Records for this exercise:
--- START ---

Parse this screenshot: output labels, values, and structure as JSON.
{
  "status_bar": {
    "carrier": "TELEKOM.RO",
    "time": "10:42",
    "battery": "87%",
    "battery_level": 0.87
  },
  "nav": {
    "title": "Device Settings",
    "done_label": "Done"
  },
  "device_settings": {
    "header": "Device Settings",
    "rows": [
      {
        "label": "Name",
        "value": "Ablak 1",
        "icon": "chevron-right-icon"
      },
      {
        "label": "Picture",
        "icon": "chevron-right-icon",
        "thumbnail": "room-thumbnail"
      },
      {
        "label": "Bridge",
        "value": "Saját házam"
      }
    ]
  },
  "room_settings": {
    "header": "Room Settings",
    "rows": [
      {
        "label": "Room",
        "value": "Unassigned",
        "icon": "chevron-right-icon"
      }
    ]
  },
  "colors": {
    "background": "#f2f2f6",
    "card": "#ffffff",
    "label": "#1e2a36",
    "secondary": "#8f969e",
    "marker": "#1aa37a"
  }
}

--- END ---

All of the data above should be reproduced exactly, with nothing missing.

Parse this screenshot: output labels, values, and structure as JSON.
{
  "status_bar": {
    "carrier": "TELEKOM.RO",
    "time": "10:42",
    "battery": "87%",
    "battery_level": 0.87
  },
  "nav": {
    "title": "Device Settings",
    "done_label": "Done"
  },
  "device_settings": {
    "header": "Device Settings",
    "rows": [
      {
        "label": "Name",
        "value": "Ablak 1",
        "icon": "chevron-right-icon"
      },
      {
        "label": "Picture",
        "icon": "chevron-right-icon",
        "thumbnail": "room-thumbnail"
      },
      {
        "label": "Bridge",
        "value": "Saját házam"
      }
    ]
  },
  "room_settings": {
    "header": "Room Settings",
    "rows": [
      {
        "label": "Room",
        "value": "Unassigned",
        "icon": "chevron-right-icon"
      }
    ]
  },
  "colors": {
    "background": "#f2f2f6",
    "card": "#ffffff",
    "label": "#1e2a36",
    "secondary": "#8f969e",
    "marker": "#1aa37a"
  }
}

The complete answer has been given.